Print the listing below again, exactly. Skip the pictures.

######

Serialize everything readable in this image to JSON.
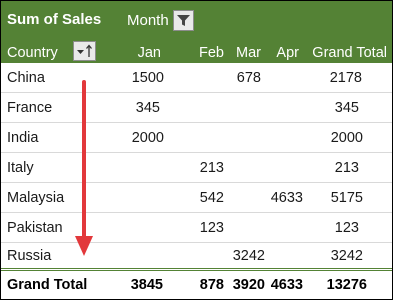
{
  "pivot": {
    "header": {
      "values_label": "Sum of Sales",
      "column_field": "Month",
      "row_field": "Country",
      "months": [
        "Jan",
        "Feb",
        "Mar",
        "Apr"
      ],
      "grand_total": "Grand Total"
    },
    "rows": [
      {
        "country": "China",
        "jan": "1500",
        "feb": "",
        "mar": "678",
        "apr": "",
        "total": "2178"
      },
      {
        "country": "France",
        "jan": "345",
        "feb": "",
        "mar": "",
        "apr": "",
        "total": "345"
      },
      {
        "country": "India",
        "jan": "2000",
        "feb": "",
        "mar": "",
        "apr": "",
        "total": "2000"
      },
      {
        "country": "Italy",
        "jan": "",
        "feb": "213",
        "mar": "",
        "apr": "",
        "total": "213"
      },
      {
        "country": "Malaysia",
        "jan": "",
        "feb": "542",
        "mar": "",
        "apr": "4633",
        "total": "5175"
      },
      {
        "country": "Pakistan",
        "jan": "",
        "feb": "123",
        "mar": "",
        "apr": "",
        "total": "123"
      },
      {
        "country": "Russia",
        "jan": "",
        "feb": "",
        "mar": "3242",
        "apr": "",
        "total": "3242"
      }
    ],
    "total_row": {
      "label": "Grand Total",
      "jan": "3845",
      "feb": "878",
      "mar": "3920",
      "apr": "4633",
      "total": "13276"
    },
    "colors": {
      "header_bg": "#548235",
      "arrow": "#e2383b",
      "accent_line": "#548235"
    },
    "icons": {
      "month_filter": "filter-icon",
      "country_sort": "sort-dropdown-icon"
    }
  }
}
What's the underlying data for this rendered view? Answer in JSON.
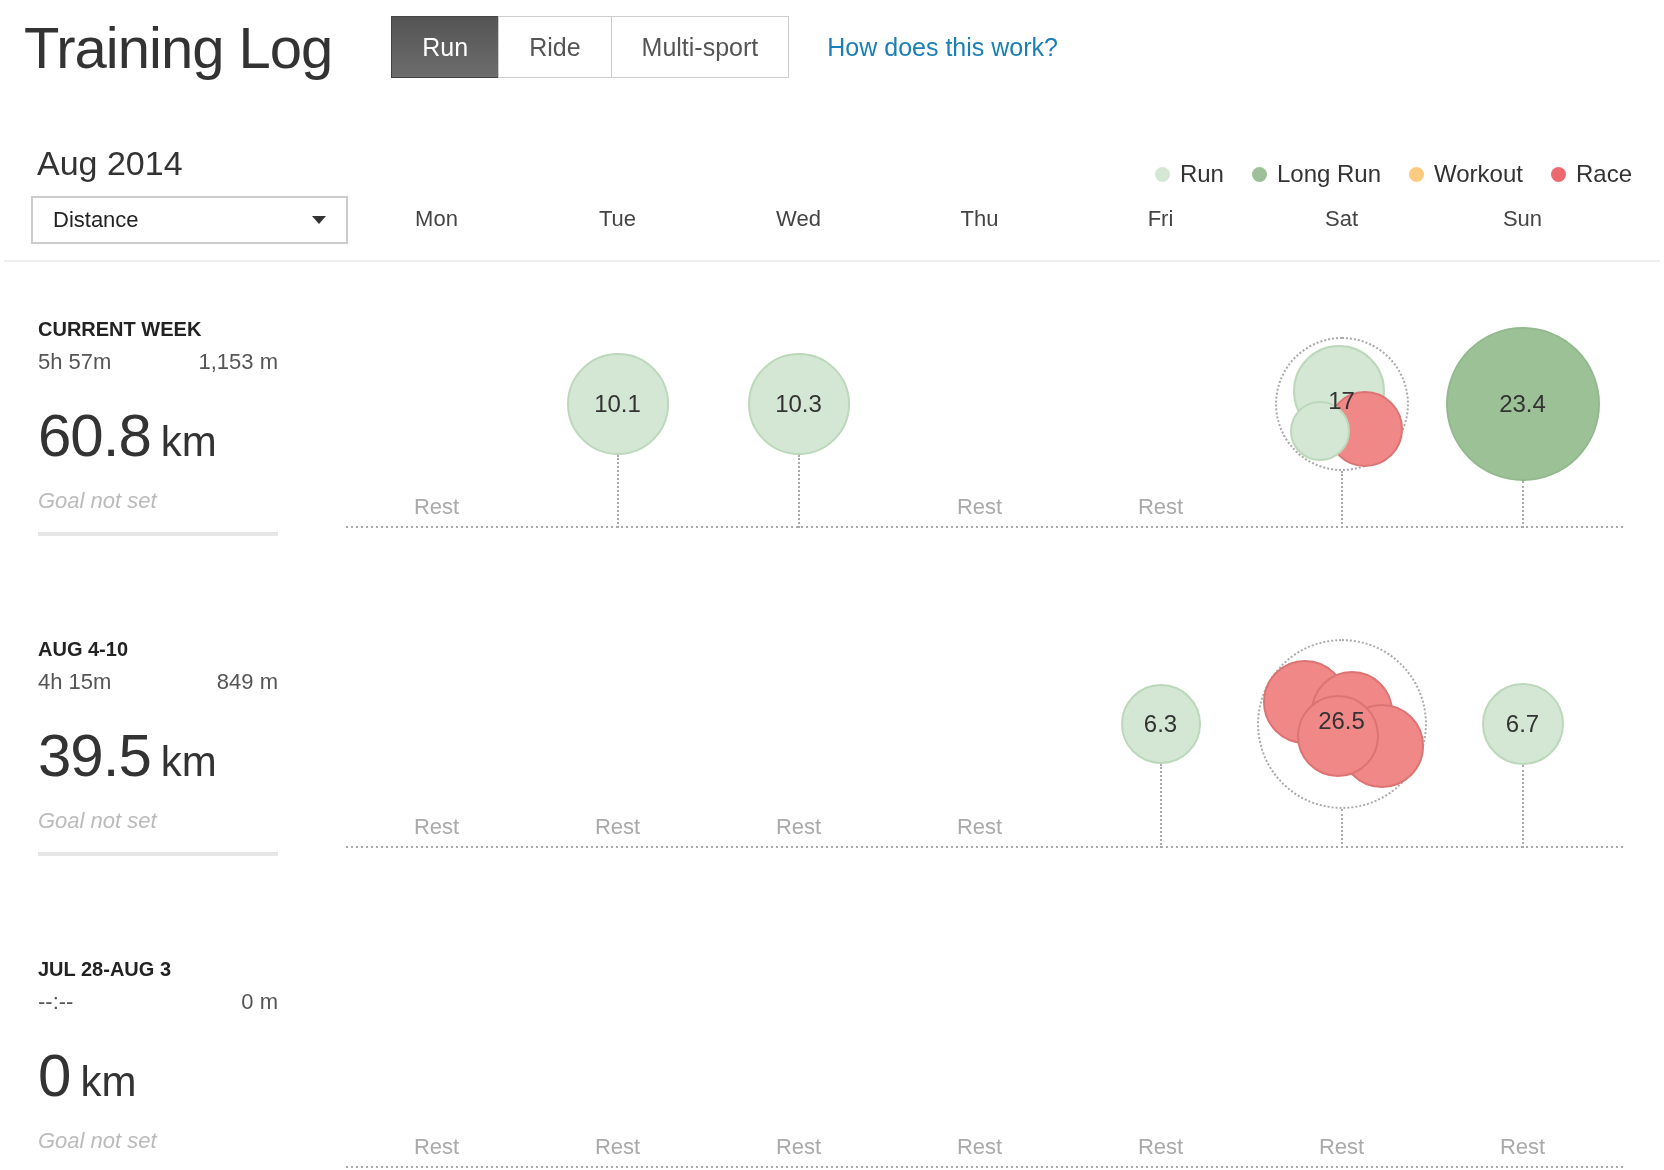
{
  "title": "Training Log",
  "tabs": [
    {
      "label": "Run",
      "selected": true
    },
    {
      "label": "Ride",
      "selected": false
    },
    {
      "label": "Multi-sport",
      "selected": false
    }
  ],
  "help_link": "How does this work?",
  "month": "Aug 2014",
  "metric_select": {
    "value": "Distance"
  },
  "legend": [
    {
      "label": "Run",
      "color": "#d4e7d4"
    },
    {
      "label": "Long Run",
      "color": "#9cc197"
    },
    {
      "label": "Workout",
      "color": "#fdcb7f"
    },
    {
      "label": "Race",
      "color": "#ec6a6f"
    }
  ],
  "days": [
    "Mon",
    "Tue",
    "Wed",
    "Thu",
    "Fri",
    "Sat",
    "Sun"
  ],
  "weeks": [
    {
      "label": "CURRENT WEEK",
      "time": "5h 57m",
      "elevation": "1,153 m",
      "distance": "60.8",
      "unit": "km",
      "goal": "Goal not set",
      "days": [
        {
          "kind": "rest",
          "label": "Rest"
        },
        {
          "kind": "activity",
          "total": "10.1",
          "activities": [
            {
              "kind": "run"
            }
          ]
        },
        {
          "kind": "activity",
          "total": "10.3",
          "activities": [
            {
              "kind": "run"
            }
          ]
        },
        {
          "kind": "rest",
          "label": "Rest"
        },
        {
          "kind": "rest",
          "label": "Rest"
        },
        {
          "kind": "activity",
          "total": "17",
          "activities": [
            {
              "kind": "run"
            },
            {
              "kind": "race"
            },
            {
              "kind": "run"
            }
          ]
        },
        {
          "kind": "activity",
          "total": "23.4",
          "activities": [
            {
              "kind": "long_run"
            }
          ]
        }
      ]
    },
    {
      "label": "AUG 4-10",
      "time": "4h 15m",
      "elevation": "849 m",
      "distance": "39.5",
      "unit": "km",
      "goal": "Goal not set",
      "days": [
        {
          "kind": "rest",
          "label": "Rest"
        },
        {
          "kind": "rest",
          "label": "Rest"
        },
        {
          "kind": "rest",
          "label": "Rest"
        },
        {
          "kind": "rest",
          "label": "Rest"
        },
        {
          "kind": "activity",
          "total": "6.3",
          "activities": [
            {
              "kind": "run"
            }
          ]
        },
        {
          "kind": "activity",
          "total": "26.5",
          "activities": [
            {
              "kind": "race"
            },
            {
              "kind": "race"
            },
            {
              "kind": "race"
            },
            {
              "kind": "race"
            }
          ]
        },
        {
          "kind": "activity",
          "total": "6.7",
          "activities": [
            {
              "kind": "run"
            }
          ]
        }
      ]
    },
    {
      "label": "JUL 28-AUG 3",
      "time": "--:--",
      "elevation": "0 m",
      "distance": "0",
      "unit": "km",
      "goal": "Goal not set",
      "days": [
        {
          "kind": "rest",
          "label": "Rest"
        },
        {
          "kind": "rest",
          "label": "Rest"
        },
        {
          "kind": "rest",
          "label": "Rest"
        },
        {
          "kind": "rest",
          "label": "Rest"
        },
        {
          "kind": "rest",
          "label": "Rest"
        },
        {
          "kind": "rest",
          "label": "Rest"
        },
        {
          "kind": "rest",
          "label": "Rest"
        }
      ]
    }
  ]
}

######

RESULT FOR THIS EXERCISE:
Serialize everything readable in this image to JSON.
{
  "pivot": {
    "header": {
      "values_label": "Sum of Sales",
      "column_field": "Month",
      "row_field": "Country",
      "months": [
        "Jan",
        "Feb",
        "Mar",
        "Apr"
      ],
      "grand_total": "Grand Total"
    },
    "rows": [
      {
        "country": "China",
        "jan": "1500",
        "feb": "",
        "mar": "678",
        "apr": "",
        "total": "2178"
      },
      {
        "country": "France",
        "jan": "345",
        "feb": "",
        "mar": "",
        "apr": "",
        "total": "345"
      },
      {
        "country": "India",
        "jan": "2000",
        "feb": "",
        "mar": "",
        "apr": "",
        "total": "2000"
      },
      {
        "country": "Italy",
        "jan": "",
        "feb": "213",
        "mar": "",
        "apr": "",
        "total": "213"
      },
      {
        "country": "Malaysia",
        "jan": "",
        "feb": "542",
        "mar": "",
        "apr": "4633",
        "total": "5175"
      },
      {
        "country": "Pakistan",
        "jan": "",
        "feb": "123",
        "mar": "",
        "apr": "",
        "total": "123"
      },
      {
        "country": "Russia",
        "jan": "",
        "feb": "",
        "mar": "3242",
        "apr": "",
        "total": "3242"
      }
    ],
    "total_row": {
      "label": "Grand Total",
      "jan": "3845",
      "feb": "878",
      "mar": "3920",
      "apr": "4633",
      "total": "13276"
    },
    "colors": {
      "header_bg": "#548235",
      "arrow": "#e2383b",
      "accent_line": "#548235"
    },
    "icons": {
      "month_filter": "filter-icon",
      "country_sort": "sort-dropdown-icon"
    }
  }
}
What's the underlying data for this rendered view? Answer in JSON.
{
  "title": "Training Log",
  "tabs": [
    {
      "label": "Run",
      "selected": true
    },
    {
      "label": "Ride",
      "selected": false
    },
    {
      "label": "Multi-sport",
      "selected": false
    }
  ],
  "help_link": "How does this work?",
  "month": "Aug 2014",
  "metric_select": {
    "value": "Distance"
  },
  "legend": [
    {
      "label": "Run",
      "color": "#d4e7d4"
    },
    {
      "label": "Long Run",
      "color": "#9cc197"
    },
    {
      "label": "Workout",
      "color": "#fdcb7f"
    },
    {
      "label": "Race",
      "color": "#ec6a6f"
    }
  ],
  "days": [
    "Mon",
    "Tue",
    "Wed",
    "Thu",
    "Fri",
    "Sat",
    "Sun"
  ],
  "weeks": [
    {
      "label": "CURRENT WEEK",
      "time": "5h 57m",
      "elevation": "1,153 m",
      "distance": "60.8",
      "unit": "km",
      "goal": "Goal not set",
      "days": [
        {
          "kind": "rest",
          "label": "Rest"
        },
        {
          "kind": "activity",
          "total": "10.1",
          "activities": [
            {
              "kind": "run"
            }
          ]
        },
        {
          "kind": "activity",
          "total": "10.3",
          "activities": [
            {
              "kind": "run"
            }
          ]
        },
        {
          "kind": "rest",
          "label": "Rest"
        },
        {
          "kind": "rest",
          "label": "Rest"
        },
        {
          "kind": "activity",
          "total": "17",
          "activities": [
            {
              "kind": "run"
            },
            {
              "kind": "race"
            },
            {
              "kind": "run"
            }
          ]
        },
        {
          "kind": "activity",
          "total": "23.4",
          "activities": [
            {
              "kind": "long_run"
            }
          ]
        }
      ]
    },
    {
      "label": "AUG 4-10",
      "time": "4h 15m",
      "elevation": "849 m",
      "distance": "39.5",
      "unit": "km",
      "goal": "Goal not set",
      "days": [
        {
          "kind": "rest",
          "label": "Rest"
        },
        {
          "kind": "rest",
          "label": "Rest"
        },
        {
          "kind": "rest",
          "label": "Rest"
        },
        {
          "kind": "rest",
          "label": "Rest"
        },
        {
          "kind": "activity",
          "total": "6.3",
          "activities": [
            {
              "kind": "run"
            }
          ]
        },
        {
          "kind": "activity",
          "total": "26.5",
          "activities": [
            {
              "kind": "race"
            },
            {
              "kind": "race"
            },
            {
              "kind": "race"
            },
            {
              "kind": "race"
            }
          ]
        },
        {
          "kind": "activity",
          "total": "6.7",
          "activities": [
            {
              "kind": "run"
            }
          ]
        }
      ]
    },
    {
      "label": "JUL 28-AUG 3",
      "time": "--:--",
      "elevation": "0 m",
      "distance": "0",
      "unit": "km",
      "goal": "Goal not set",
      "days": [
        {
          "kind": "rest",
          "label": "Rest"
        },
        {
          "kind": "rest",
          "label": "Rest"
        },
        {
          "kind": "rest",
          "label": "Rest"
        },
        {
          "kind": "rest",
          "label": "Rest"
        },
        {
          "kind": "rest",
          "label": "Rest"
        },
        {
          "kind": "rest",
          "label": "Rest"
        },
        {
          "kind": "rest",
          "label": "Rest"
        }
      ]
    }
  ]
}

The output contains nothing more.